Fathers of the Church

Letter XCVI. to Nomus the Patrician

Description

Theodoret’s letters are a mine of information for the history of the fifth century, of the author’s life and of the history of dogma in general. This large correspondence is distinguished for its unpretentious learning, felicitous diction and perfect grace of style. (Quasten) This letter informs the recipient, an imperial magistrate, of the bishops’ mission and asks him to use his influence in favor of Christian orthodoxy; Theodoret also reproaches Nomus for not answering his previous letters (cf. letter LXXXI), and asks whether he has offended in some way.

Provenance

Theodoret of Cyrus (c. 393-466), the wise and zealous bishop of Cyrus, a small town near Antioch, was the last great theologian of the school of Antioch.
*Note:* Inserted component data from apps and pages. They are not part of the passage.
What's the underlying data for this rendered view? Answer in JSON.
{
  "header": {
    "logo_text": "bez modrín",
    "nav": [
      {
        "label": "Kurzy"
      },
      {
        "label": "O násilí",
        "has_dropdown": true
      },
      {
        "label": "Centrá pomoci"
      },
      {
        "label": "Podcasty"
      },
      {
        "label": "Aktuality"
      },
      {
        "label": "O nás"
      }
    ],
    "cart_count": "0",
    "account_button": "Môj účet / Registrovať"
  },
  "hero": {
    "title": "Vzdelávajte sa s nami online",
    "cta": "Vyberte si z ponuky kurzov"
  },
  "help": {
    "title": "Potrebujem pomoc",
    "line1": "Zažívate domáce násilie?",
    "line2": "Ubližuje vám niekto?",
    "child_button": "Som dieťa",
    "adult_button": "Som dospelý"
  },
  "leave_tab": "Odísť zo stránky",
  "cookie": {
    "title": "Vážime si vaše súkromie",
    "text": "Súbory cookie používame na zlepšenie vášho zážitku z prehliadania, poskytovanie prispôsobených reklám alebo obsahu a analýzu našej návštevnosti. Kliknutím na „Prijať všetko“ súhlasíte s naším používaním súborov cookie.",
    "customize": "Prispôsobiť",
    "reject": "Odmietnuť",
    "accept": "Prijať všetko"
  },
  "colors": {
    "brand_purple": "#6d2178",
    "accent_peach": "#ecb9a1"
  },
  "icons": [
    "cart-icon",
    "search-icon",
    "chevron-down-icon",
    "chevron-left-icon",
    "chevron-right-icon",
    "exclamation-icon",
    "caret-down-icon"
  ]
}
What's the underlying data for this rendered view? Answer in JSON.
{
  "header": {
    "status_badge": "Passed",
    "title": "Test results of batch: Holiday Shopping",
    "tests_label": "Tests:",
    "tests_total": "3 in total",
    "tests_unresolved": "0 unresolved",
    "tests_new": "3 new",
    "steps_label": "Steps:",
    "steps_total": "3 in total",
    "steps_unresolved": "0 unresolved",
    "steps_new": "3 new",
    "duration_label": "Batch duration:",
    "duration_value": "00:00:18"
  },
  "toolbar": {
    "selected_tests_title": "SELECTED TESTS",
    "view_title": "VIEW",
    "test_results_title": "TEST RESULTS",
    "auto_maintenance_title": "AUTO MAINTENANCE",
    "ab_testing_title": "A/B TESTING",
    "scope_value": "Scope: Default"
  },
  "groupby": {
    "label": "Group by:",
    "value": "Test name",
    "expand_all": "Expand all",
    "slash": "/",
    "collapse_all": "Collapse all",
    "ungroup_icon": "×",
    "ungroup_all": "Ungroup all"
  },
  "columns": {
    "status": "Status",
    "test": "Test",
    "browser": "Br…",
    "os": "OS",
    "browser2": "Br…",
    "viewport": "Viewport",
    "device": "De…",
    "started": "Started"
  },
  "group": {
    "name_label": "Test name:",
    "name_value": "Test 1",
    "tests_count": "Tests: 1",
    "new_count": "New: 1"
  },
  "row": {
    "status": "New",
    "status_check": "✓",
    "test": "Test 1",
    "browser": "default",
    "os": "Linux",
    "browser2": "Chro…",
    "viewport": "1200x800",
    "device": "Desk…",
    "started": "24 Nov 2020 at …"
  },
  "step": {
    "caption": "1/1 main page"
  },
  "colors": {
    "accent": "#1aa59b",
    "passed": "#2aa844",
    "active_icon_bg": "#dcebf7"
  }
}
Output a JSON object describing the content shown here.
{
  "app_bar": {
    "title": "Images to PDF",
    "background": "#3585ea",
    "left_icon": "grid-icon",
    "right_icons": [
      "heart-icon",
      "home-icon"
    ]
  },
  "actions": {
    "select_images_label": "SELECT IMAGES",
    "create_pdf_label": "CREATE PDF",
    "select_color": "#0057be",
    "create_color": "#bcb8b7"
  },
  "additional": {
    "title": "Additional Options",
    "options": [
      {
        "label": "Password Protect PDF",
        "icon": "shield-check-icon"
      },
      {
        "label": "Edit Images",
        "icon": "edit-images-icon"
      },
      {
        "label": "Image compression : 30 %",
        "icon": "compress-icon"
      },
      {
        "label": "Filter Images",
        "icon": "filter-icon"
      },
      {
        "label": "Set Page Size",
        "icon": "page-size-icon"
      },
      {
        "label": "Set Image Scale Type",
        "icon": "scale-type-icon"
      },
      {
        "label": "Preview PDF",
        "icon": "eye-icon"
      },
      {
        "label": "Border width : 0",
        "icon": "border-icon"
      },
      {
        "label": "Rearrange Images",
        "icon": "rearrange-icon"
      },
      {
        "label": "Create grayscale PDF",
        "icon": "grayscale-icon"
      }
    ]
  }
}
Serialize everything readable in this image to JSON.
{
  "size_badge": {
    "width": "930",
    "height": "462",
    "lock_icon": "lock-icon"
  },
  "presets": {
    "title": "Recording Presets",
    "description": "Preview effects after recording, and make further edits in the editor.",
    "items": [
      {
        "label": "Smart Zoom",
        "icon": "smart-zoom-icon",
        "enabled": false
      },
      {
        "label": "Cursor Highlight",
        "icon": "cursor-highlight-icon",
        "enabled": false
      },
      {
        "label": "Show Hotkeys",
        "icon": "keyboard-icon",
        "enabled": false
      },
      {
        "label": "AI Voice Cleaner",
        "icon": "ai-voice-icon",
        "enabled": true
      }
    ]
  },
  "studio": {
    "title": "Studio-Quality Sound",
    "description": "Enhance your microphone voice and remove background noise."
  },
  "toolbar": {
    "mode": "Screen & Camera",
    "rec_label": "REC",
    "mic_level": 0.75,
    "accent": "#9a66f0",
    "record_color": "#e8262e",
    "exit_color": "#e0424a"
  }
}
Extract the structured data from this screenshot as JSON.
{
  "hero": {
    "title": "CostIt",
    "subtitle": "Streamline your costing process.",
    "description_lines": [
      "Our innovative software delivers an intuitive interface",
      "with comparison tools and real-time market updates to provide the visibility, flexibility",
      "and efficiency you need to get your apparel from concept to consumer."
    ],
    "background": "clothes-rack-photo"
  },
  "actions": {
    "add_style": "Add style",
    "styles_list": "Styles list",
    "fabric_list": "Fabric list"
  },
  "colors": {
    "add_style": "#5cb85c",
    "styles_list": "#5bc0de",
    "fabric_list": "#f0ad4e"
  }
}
Although he first considered Alexandrian Christology dangerous, and refused to condemn Nestorius until the Council of Chalcedon, his commitment to the correct doctrine of the Incarnation should not be questioned. As late as the 14th century more than 500 of his letters were extant, of which we still have 232. Letters LXXIX-CXI date from 448 and 449, and chronicle the growing agitation in the Eastern Church during the Monophysite crisis, including the slanders that led to Theodoret’s illegitimate deposition at the “Robber-Council” of Ephesus in 449. Among these, most or all of XCII-CIX were sent with a group of Antiochene bishops who had gone to Constantinople to defend themselves and especially Theodoret against charges of heresy.

by Theodoret in c. 449 | translated by Blomfield Jackson

I have written to you two letters, indeed I think three, but without getting any answer. I had wished to say no more, but to know my own place and the greatness of dignities, and to beg you to inform me of the cause of your silence. Really I do not know what offence I can have given to your excellency. We err unwillingly as well as willingly, and sometimes are quite ignorant in what way we are transgressing. I therefore beg your greatness, remembering the divine laws which plainly charge us "If thy brother shall trespass against thee go and tell him his fault between him and thee alone" to deign to make plain to me the origin of the annoyance, that I may either prove myself innocent, or, made aware of where I was wrong, may beg your pardon. In my confidence in the evidence of my conscience I hope for the former. All men are adorned by magnanimity, and not least those who, following the example of your excellency, trained in outside education as well as instructed in divine principles, both hear the apostolic laws loudly exclaiming "Let not the sun go down upon your wrath" and remember the words of Homer

"In fit bounds contain thy mighty mind;
Benignity is best."

I have thus written not as though giving you information, but to remind one who is much occupied, and I do so in remembrance of the law of the Lord, who says "Therefore if thou bring thy gift to the altar, and there rememberest that thy brother hath ought against thee; leave there thy gift before the altar, and go thy way; first be reconciled to thy brother and then come and offer thy gift." In obedience to these words I have thought it right to salute your excellency by the most pious bishops, and to exhort you to give heed to the tranquillity of the churches. They are indeed overwhelmed by a great storm.

Taken from "The Early Church Fathers and Other Works" originally published by Wm. B. Eerdmans Pub. Co. in English in Edinburgh, Scotland, beginning in 1867. (NPNF II/III, Schaff and Wace). The digital version is by The Electronic Bible Society, P.O. Box 701356, Dallas, TX 75370, 214-407-WORD.